Our biggest defense against diseases like this is knowledge. Learning how they spread and the way they affect our bodies helps us learn how to stop them. Unfortunately, there are many myths and misconceptions about the virus, so today your Best Neighbors Ever is going to dispel a few of them.
Myths and Misconceptions About Hepatitis
- MYTH: If you get an infected person’s spit in your eyes, you can get infected.
- FACT: While not impossible, the chances of being infected by spit are extremely low.
- MYTH: Hepatitis is hereditary/genetic and can be passed from parent to child.
- FACT: Hepatitis is not genetic and can not be inherited. While hepatitis B can be passed from mother to child during the birthing process, this is due to contact with fluids, not a genetic factor. Transmission by the mother can be prevented if she knows her HBV status and gets a dose of immunoglobulin within 12 hours before birth.
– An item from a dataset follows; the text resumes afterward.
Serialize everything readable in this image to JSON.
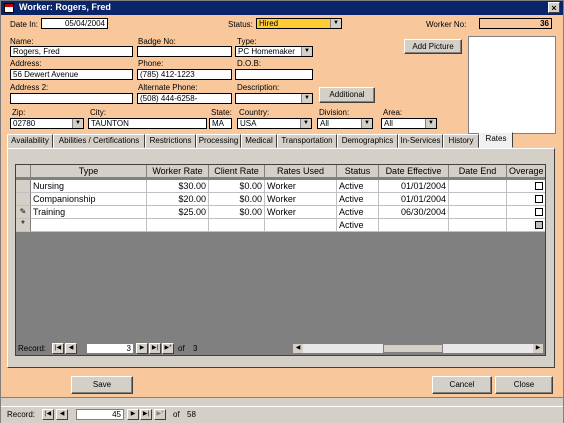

- MYTH: Hepatitis B is an advanced kind of liver disease that is always caused by hepatitis A, and will develop into hepatitis C.
- FACT: Hepatitis A, B, and C are all caused by different strains of the hepatitis virus. While symptoms can be similar, they are each transmitted in different ways and have distinct clinical manifestations. There are absolutely no progressions from one infection to the next; however, co-infection can happen. If a patient has hepatitis C, it is recommended they get the vaccine for both hepatitis A and B. Also, as we mentioned earlier, those with hepatitis B are at risk for contracting hepatitis D.
- MYTH: You can tell when someone has hepatitis B/C by looking at them.
- FACT: The majority of people who are living with hepatitis B/C don’t have any symptoms in the early stages. You also can’t diagnose a person with viral hepatitis just by looking at them. There are physical symptoms associated with hepatitis, like jaundice, but that can be caused by a variety of other health conditions.
- MYTH: If you have hepatitis A, you’re immune from other types of the virus.
- FACT: Hepatitis A is a short-term infection. Most people usually recover within a few weeks of diagnosis. Those who have had hepatitis A have lifelong protection against HAV only. You are still at risk for other strains of the virus.
- MYTH: There is no treatment for chronic hepatitis B.
- FACT: No, there is no cure for hepatitis, but it is a manageable disease. Chronic HBV can be treated by a variety of effective medications that can slow, suppress, or even reverse liver disease. All chronic HBV patients require life-long monitoring.
- MYTH: You can contract hepatitis through casual contact like kissing, sharing meals, shaking hands, or drinking out of the same cup or bottle.
- FACT: Hepatitis can only be contracted on an intimate basis like sharing bodily fluids through unprotected sex or coming into contact with blood.
- MYTH: Hepatitis C only affects the liver.
- FACT: While hepatitis C does primarily affect the liver, it can also affect other parts of the body like the brain, pancreas, kidneys, and blood vessels.
- MYTH: Hepatitis C is an STD.
- FACT: Hepatitis C is transmitted through blood-to-blood exposure. While this can happen through sex, the risk of that type of transmission is very low. The majority of studies report a 0-3% chance of contracting hepatitis C through unprotected sex in a monogamous relationship.
We’re Not There Yet
Through raising awareness and encouraging vaccinations and testing, the World Hepatitis Alliance is aiming to eliminate this viral threat from the public by 2030, but we’ve still got a long way to go. Unfortunately, 90% of people who have hepatitis don’t even know they have been infected with it. Symptoms of Hepatitis are often disregarded or attributed to other illnesses and by the time those affected get diagnosed, it can be too late.
If you or someone you know are experiencing any of the symptoms we’ve mentioned above, we strongly urge you to see a healthcare professional. NEC is always here to help, with your closest Neighbors location only a short drive away.